Our allergen series looks at all things from the sea – the watch-outs and easy substitutions
Peanuts, sesame and nuts: allergen advice for caterers
Nut, peanut and sesame allergies usually present first in young children, however, increasing numbers of adults suffer too. And just because you have a reaction to one type of nut or seed, it doesn’t mean a person will be allergic to all of them.
These three allergies can be very serious and are becoming more common.
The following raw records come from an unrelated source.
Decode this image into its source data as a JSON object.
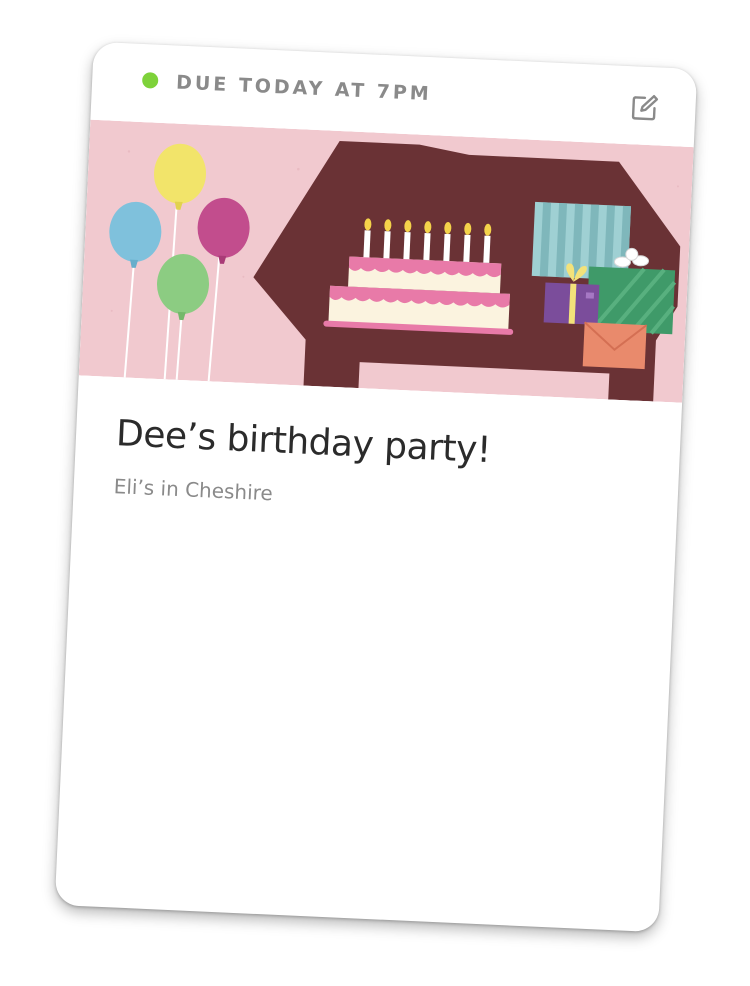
{
  "task_card": {
    "status": {
      "label": "DUE TODAY AT 7PM",
      "dot_color": "#7ed23a"
    },
    "edit_icon": "edit-icon",
    "banner": {
      "illustration": "birthday-party-illustration",
      "background_color": "#f0c8cf",
      "table_color": "#6a3235"
    },
    "title": "Dee’s birthday party!",
    "subtitle": "Eli’s in Cheshire"
  }
}
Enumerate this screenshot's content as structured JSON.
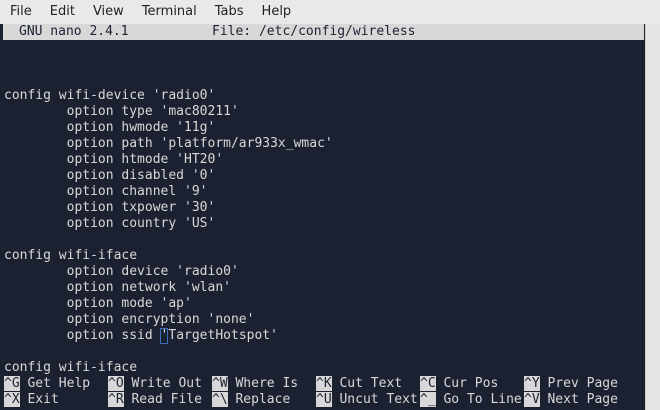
{
  "menubar": {
    "items": [
      "File",
      "Edit",
      "View",
      "Terminal",
      "Tabs",
      "Help"
    ]
  },
  "nano": {
    "version": "GNU nano 2.4.1",
    "file_label": "File: /etc/config/wireless"
  },
  "editor": {
    "lines": [
      "",
      "config wifi-device 'radio0'",
      "        option type 'mac80211'",
      "        option hwmode '11g'",
      "        option path 'platform/ar933x_wmac'",
      "        option htmode 'HT20'",
      "        option disabled '0'",
      "        option channel '9'",
      "        option txpower '30'",
      "        option country 'US'",
      "",
      "config wifi-iface",
      "        option device 'radio0'",
      "        option network 'wlan'",
      "        option mode 'ap'",
      "        option encryption 'none'",
      "        option ssid 'TargetHotspot'",
      "",
      "config wifi-iface"
    ],
    "cursor_line": 16,
    "cursor_col": 20
  },
  "shortcuts": {
    "row1": [
      {
        "key": "^G",
        "label": "Get Help"
      },
      {
        "key": "^O",
        "label": "Write Out"
      },
      {
        "key": "^W",
        "label": "Where Is"
      },
      {
        "key": "^K",
        "label": "Cut Text"
      },
      {
        "key": "^C",
        "label": "Cur Pos"
      },
      {
        "key": "^Y",
        "label": "Prev Page"
      }
    ],
    "row2": [
      {
        "key": "^X",
        "label": "Exit"
      },
      {
        "key": "^R",
        "label": "Read File"
      },
      {
        "key": "^\\",
        "label": "Replace"
      },
      {
        "key": "^U",
        "label": "Uncut Text"
      },
      {
        "key": "^_",
        "label": "Go To Line"
      },
      {
        "key": "^V",
        "label": "Next Page"
      }
    ]
  }
}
They can cause a life-threatening anaphylactic reaction that requires immediate, emergency treatment.
Sesame seeds, now one of the top 10 causes of food allergies, are present in bakery, pre-packed foods and even drinks; however, there are plenty of delicious, safe alternatives packed with texture and taste.
Peanuts grow underground and are a legume from a different family of plants to tree nuts. They cause an allergic reaction when the immune system reacts to the protein in them. This affects one in 50 children in the UK and is on the rise, with only one in five outgrowing it.
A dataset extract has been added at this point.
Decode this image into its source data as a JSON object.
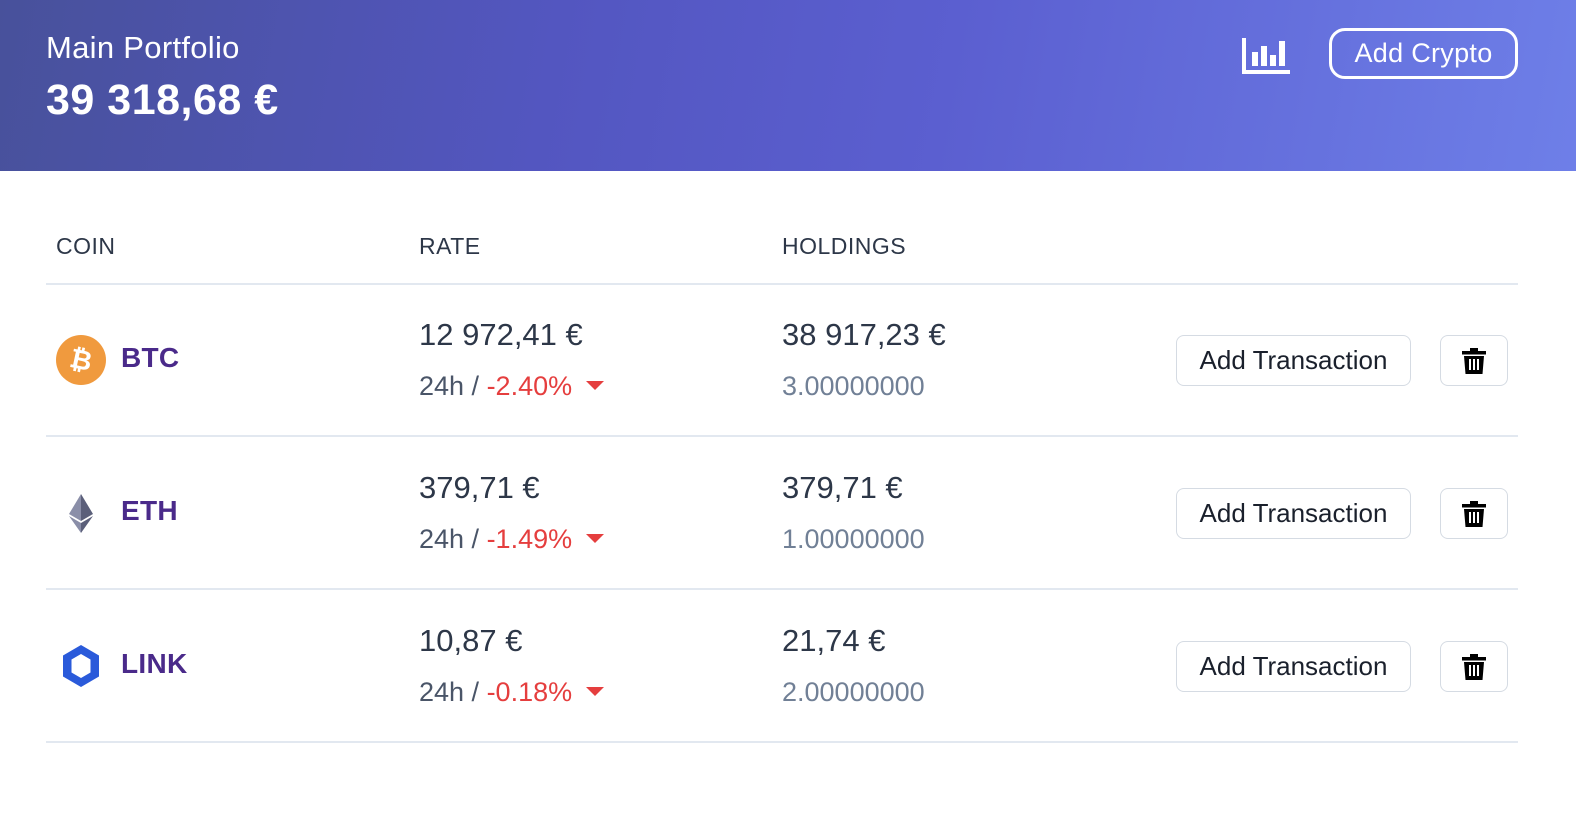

Cross-contamination can occur when a nut-free food comes into contact with even the smallest trace of nut protein during manufacturing, storage or preparation.
People with an existing peanut allergy are around 40% more likely to develop a tree nut allergy, as similar proteins are found in both.
Look out for:
- Asian and Indian cuisines often use peanuts in dishes such as pad Thai, korma and satay, so look out for them in ready-made sauces or pastes
- Muesli and cereals can contain peanuts
- Check the label. Peanuts from outside the EU are not required to include the name as a highlighted food allergen and can be listed as arachis hypogaea, beer nuts, cacahuete, Chinese nuts, earthnuts, groundnuts, goober nut, madelonas or monkey nuts.
Having a tree nut allergy does not automatically mean an allergy to peanuts, although it is not uncommon to be allergic to both. Allergies to tree nuts tend to be persistent and it is rare for people to grow out of them.
Tree nuts such as almonds, Brazil nuts, cashews, hazelnuts, macadamias, pecans, pistachios and walnuts are widely used in many cuisines, including Chinese, Indian and Thai.
Look out for:
- Chinese, Indian and Thai curry pastes and sauces can contain nuts such as cashews or ground almonds
- Biscuits, pastries and cakes – even chocolate brownies – often have nuts as ingredients. Also be wary of breakfast spreads, treats like Ferrero Rocher (hazelnut), Toblerone (almond) and nougat
- Muesli-type cereals, breakfast bars and cereals such as honey nut cornflakes
- Lots of ice cream and desserts contain flaked nuts
- Some foods containing nuts are not as obvious as you think – for example, butters, toppings for salads and sauces such as pesto
- Refined oils are highly processed so there’s a reduced risk, but unrefined or cold pressed oils should be avoided. Check the ingredients of vegetable oils as they can contain nut traces.
Mild and sweet sesame seeds come from the sesame fruit, which grows on the sesame plant and is native to Asia and East Africa.
The increasing popularity of sesame in dishes such as hummus explain why more and more children are developing this once rare allergy. It may not receive as much publicity as a peanut allergy, but is no less serious.
The seed in itself is not allergenic, but if it’s broken or squashed to make a paste or sesame snacks, the allergy-causing protein is released.
Look out for:
- An extremely potent allergen, sesame seed is often masked in stir-fries, curries and risottos, and is common in bread and other bakery products
- The range of foods sesame can be found in is extensive: from baked goods, biscuits, crackers, breadsticks, rice cakes, bagels and muesli to pre-packed noodles, dips, soups, sausages and samosas
- Salad dressings, spreads and chutneys can also feature sesame as an ingredient
- Herbal drinks may contain sesame’s liquefied seed
- Bread and patisserie counters can be easily contaminated with sesame seeds, therefore it’s important to be conscious of this if you have products which contain the seed
- Sesame oil, often found in Asian meals, is made by cold-pressing the seeds and so is also highly allergenic.